Input for this task START

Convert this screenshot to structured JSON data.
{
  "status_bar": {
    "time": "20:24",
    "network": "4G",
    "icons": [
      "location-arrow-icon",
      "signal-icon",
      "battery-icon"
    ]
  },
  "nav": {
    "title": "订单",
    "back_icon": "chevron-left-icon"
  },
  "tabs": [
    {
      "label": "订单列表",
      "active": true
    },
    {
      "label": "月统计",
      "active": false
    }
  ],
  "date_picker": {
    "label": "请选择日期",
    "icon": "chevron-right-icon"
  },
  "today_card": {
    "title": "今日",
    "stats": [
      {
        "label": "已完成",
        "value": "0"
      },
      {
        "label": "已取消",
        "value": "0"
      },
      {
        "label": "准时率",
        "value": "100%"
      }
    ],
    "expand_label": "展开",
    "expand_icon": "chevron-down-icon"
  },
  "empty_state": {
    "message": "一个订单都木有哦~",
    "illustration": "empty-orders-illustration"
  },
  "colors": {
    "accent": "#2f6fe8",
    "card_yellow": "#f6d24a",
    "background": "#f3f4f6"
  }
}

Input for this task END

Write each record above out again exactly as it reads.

Convert this screenshot to structured JSON data.
{
  "status_bar": {
    "time": "20:24",
    "network": "4G",
    "icons": [
      "location-arrow-icon",
      "signal-icon",
      "battery-icon"
    ]
  },
  "nav": {
    "title": "订单",
    "back_icon": "chevron-left-icon"
  },
  "tabs": [
    {
      "label": "订单列表",
      "active": true
    },
    {
      "label": "月统计",
      "active": false
    }
  ],
  "date_picker": {
    "label": "请选择日期",
    "icon": "chevron-right-icon"
  },
  "today_card": {
    "title": "今日",
    "stats": [
      {
        "label": "已完成",
        "value": "0"
      },
      {
        "label": "已取消",
        "value": "0"
      },
      {
        "label": "准时率",
        "value": "100%"
      }
    ],
    "expand_label": "展开",
    "expand_icon": "chevron-down-icon"
  },
  "empty_state": {
    "message": "一个订单都木有哦~",
    "illustration": "empty-orders-illustration"
  },
  "colors": {
    "accent": "#2f6fe8",
    "card_yellow": "#f6d24a",
    "background": "#f3f4f6"
  }
}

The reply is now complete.